Stevie rounds up some of the men from the building site to support Susan at one of her pub gigs where she sings "Always on My Mind". The audience is initially hostile, but Larry shames them into calling Susan back for an encore and she sings "With A Little Help From My Friends", which is much better received. Susan agrees to move into Stevie's flat, where they are happy for a time.
On the building site, life continues as a series of small escapades and petty misdemeanors. Larry is vocal in his left-wing views and opposition to Margaret Thatcher and the ruling Conservative party. No-one shares his view that politics is important to their real-life situation. Meanwhile, the management sack men for minor misbehaviour and are only superficially interested in safety.

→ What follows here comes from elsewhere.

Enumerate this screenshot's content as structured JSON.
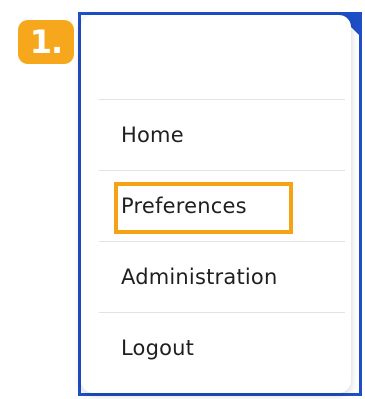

Stevie and Susan's relationship becomes strained. Susan tends towards negative emotions associated with her lack of career success. Stevie, on the other hand, can be callous and unsympathetic.
After hearing his name on radio Stevie finds out that his mother has died so leaves to attend her funeral in Scotland. In his absence Susan starts using the heroin dealt by youths on the estate. This precipitates the end of their relationship and Susan's sudden departure.
Larry is sacked from the site after requesting safer working conditions. After jokingly making an expensive phone call on the boss' mobile phone, Shem also gets the sack (and is arrested for the assault that follows).
Desmonde, a young construction worker, falls off the roof of the converted hospital and despite Stevie and Mo's efforts to save him he loses grip and falls to the ground and is severely injured. The cause of the accident is unsafe scaffolding, which the men have already been warned about. Stevie and Mo return in the middle of the night and set a huge fire in the building.
- Always on My Mind – Composed by Johnny Christopher, Francis Zambon and Wayne Carson Thompson
- With a Little Help from My Friends – Composed by John Lennon and Paul McCartney
- Won't You Charleston With Me – Composed by Sandy Wilson
- I'm So Excited – Composed by Trevor Lawrence (musician), Anita Pointer, June Pointer and Ruth Pointer
- Spread a Little Happiness – Composed by Vivian Ellis and Clifford Grey
- Good Morning – Written by Nacio Herb Brown and Arthur Freed
- Everytime I Say Goodbye – Composed by Cole Porter – Performed by Emer McCourt
- The Sun Has Got His Hat On – Composed by Ralph T. Butler and Noel Gay – Performed by Emer McCourt
- "Back to the Future: The Fall and Rise of the British Film Industry in the 1980s – An Information Briefing" (PDF). British Film Institute. 2005. p. 28.
- Cardullo, R.J (2016). Teaching Sound Film: A Reader. Berlin: Springer. p. 148. ISBN 9789463007269.
- "Riff-Raff". Rotten Tomatoes. Retrieved 5 October 2017.